Netflix is still working hard to make up for failing its customers in the somewhat recent past (Qwikster ring a bell, anyone?), resulting in the wonderful olive branch of original content like the upcoming return of Arrested Development. But there’s more to be done, the company’s financial chief said today, which is why Netflix won’t be selling ads for its streaming site.
Back during that whole hilarious attempt at rebranding in 2011, which involved hiking prices, the company said it would take about three years to regain customers’ trust.

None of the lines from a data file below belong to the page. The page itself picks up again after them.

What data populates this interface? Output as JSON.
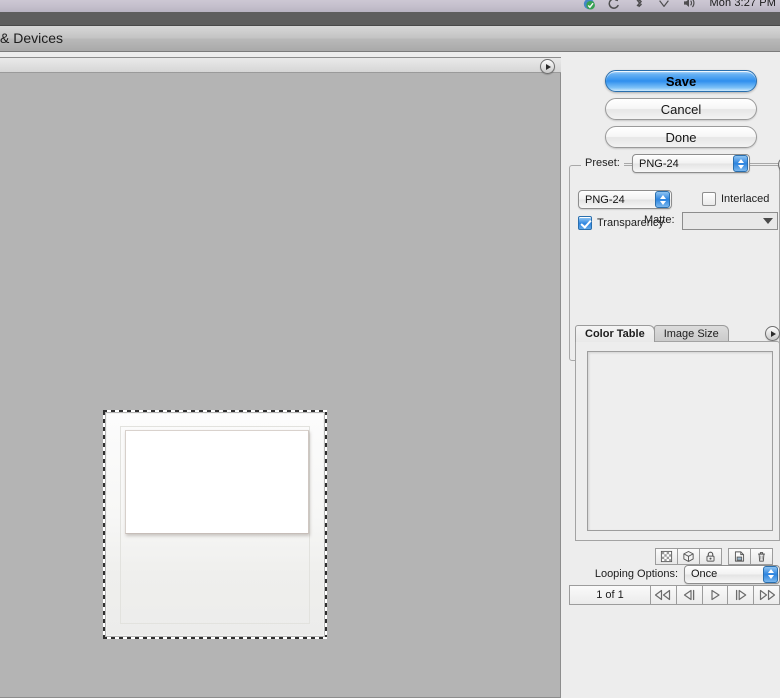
{
  "menubar": {
    "clock": "Mon 3:27 PM",
    "icons": [
      {
        "name": "dropbox-status-icon"
      },
      {
        "name": "sync-icon"
      },
      {
        "name": "bluetooth-icon"
      },
      {
        "name": "eject-icon"
      },
      {
        "name": "volume-icon"
      }
    ]
  },
  "window": {
    "title": "& Devices"
  },
  "preview": {
    "menu_button": "panel-menu",
    "canvas_background": "#b4b4b4",
    "artwork_name": "polaroid-frame-image"
  },
  "buttons": {
    "save": "Save",
    "cancel": "Cancel",
    "done": "Done"
  },
  "settings": {
    "preset_label": "Preset:",
    "preset_value": "PNG-24",
    "format_value": "PNG-24",
    "transparency_label": "Transparency",
    "transparency_checked": true,
    "interlaced_label": "Interlaced",
    "interlaced_checked": false,
    "matte_label": "Matte:",
    "matte_value": ""
  },
  "color_table": {
    "tabs": [
      {
        "label": "Color Table",
        "active": true
      },
      {
        "label": "Image Size",
        "active": false
      }
    ],
    "swatch_count": 0,
    "toolbar": [
      {
        "name": "transparency-swatch-button"
      },
      {
        "name": "web-shift-cube-button"
      },
      {
        "name": "lock-color-button"
      },
      {
        "name": "new-color-button"
      },
      {
        "name": "delete-color-button"
      }
    ]
  },
  "animation": {
    "looping_label": "Looping Options:",
    "looping_value": "Once",
    "frame_count": "1 of 1",
    "transport": [
      {
        "name": "first-frame-button"
      },
      {
        "name": "previous-frame-button"
      },
      {
        "name": "play-button"
      },
      {
        "name": "next-frame-button"
      },
      {
        "name": "last-frame-button"
      }
    ]
  },
  "colors": {
    "accent": "#2f86e0",
    "canvas": "#b4b4b4",
    "panel": "#ededed"
  }
}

Netflix executive David Wells spoke at the JP Morgan tech conference today to that end, reports CNET, noting that while there are improvements in things like customers’ “likelihood to recommend” responses, “we still feel like there’s more recover to be had.”
“We’re still mindful that any negative pricing things could set that fire off again,” Wells said.
And while everyone is assuming there’s a lot of money to be had in the Bluth family banana stand otherwise known as Arrested Development, as well as the well-received original miniseries House of Cards, even Wells isn’t sure how much that content will help boost subscribers, saying that the company expects it “will take multiple [original content] titles for there to be a real impact on net additions.”
One thing Netflix is willing to try is owning more pieces of a particular show, like the online rights and DVDs, instead of just one piece. For example, only Netflix can stream House of Cards, while Amazon is promoting the DVD for sale.
Netflix isn’t going to experiment with streaming live content like sports and concerts, however, and Wells has nixed the possibility of selling ads for the U.S. site. Whew.
“We did experiment with [ads] awhile ago in the past,” he said. “We felt like it was not conducive to the brand we have today.”